-> Search results that include both a small image and a bit of profile text. "Those little profiles can get anywhere from a 10-15% clickthrough rate." Lesson: don't rely on just images or text alone.
-> A thorough selection of shopping links -- even to offsite destinations. The Knot's home page invites visitors to check out brides' registered shopping lists across all major retailers (not just sites The Knot has a relationship with) in one easy search.
Thus the site becomes the search engine of choice for wedding-related purchases across the Web, some of which invariably will take place on The Knot itself.
Tactic #3. Register as many bride-visitors as possible
"Oh my god, I think we've tested everything from gating certain features to really pushing the value of services on them," says Liu.
Gating the entire site proved to be a big mistake. "If they can't preview or take a peek, there's no way they'll take the leap of faith and give you their information."
So the team turned their focus to providing interactive tools that seemed valuable enough to register for, including:
-> A personal wedding Web site
-> Heavily trafficked message boards
-> Week-by-week wedding countdown planning assistance
The tactics work. On the average month, roughly 108,000 visitors register as new members. The average member then returns to the site seven times a month for a total of 17 sessions during her lifetime.
Registered members have a higher ecommerce conversion rate during a visit than other visitors. The core group of frequent message board posters often convert at a slightly higher rate.
Tactic #4. Careful email campaigns
Just like maternity sites do, The Knot sends weekly personalized newsletters to each registered member based on how many weeks out she is from the big event. (Yes, there's also a series of post-wedding emails.)
Initially, email worked so well that the team was tempted to add in more and more campaigns. They discovered too much frequency could depress results. This was a particular problem in regions such as New York metro with loads of advertisers who also wanted to send out messages to the local list.
"We did a triage of outbound emails, and pulled back. Less is more," says Liu. Now each name gets a frequency cap, generally receiving no more than two-three emails per week, including her personal planning newsletter.
Advertisers who insist on running generic creative -- campaigns that either don't mention The Knot and/or aren't bridal specific -- invariably get the worst response rates. "You'd think that's intuitive," notes Liu. "You'd be shocked how many advertisers don't think about creative. They have their 20% off promo creative and they want to run it."
What works? "A retailer of beauty products wanted to launch a new line of cosmetics..." instead of allowing the retailer to run their standard promo, The Knot's email team talked the marketer into offering their members "a beauty kit for your big day."
With so much offline media presence, are The Knot brick and mortar stores the next logical step?
Liu says many retailers have approached him with partnership pitches for The Knot boutiques within a larger retail environment.

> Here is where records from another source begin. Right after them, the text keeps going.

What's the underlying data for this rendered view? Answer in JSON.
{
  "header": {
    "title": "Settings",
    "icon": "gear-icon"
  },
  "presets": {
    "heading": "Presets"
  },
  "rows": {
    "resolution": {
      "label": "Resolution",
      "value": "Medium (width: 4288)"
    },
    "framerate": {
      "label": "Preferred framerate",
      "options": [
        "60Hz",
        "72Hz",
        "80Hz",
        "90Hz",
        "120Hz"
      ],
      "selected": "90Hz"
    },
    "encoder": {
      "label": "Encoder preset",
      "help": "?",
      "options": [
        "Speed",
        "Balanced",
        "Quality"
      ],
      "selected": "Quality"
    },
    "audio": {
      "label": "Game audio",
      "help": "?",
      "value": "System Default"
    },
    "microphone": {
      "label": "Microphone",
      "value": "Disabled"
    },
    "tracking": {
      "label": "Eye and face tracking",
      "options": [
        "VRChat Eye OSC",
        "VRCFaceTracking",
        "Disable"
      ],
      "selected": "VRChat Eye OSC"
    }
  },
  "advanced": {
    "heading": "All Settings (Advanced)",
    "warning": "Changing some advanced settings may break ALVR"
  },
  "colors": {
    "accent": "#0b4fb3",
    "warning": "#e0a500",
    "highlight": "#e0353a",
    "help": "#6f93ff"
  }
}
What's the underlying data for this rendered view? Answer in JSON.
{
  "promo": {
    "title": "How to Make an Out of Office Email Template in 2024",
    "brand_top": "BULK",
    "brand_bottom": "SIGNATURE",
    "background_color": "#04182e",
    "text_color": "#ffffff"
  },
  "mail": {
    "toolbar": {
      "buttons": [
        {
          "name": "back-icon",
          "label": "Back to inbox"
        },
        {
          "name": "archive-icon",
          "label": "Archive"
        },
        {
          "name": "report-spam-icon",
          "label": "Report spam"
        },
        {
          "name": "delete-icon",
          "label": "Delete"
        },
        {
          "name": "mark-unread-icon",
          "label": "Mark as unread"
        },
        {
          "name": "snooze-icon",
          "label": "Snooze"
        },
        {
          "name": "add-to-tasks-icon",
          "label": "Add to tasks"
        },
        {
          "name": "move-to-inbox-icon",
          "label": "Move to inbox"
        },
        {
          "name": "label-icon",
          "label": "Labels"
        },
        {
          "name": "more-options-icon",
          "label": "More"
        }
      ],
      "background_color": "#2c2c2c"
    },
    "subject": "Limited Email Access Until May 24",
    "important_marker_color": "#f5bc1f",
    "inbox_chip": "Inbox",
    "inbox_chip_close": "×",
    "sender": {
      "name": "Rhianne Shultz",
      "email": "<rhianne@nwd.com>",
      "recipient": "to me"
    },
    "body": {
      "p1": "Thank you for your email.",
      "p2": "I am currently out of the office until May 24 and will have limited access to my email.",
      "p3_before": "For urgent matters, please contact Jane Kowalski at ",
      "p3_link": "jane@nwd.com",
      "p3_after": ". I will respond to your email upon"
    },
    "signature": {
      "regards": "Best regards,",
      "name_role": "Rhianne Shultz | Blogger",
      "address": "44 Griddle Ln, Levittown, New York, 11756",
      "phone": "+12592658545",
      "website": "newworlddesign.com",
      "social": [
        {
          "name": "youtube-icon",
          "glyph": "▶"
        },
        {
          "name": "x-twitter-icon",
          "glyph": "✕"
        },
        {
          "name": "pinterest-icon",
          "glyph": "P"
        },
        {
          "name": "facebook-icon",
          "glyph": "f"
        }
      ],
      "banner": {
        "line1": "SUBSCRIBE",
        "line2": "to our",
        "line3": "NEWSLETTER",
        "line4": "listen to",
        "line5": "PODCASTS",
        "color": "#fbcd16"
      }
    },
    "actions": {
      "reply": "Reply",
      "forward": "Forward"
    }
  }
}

But, he's hesitant to jump on board just yet. "It would be a fascinating experiment; but, gosh that's a whole world we are not schooled in."
Instead The Knot's current launch is online -- a site for newlyweds called The Nest. "If you ask them what they're planning on buying the first year of marriage, the spend becomes much larger than $20,000," crows Liu. "They're buying new cars, new homes..."
Sounds like there's plenty of room to grow.
Note: The Knot is a member of Shop.org, a forum for retailing online executives to share information, lessons-learned, new perspectives, insights and intelligence. More info at http://www.shop.org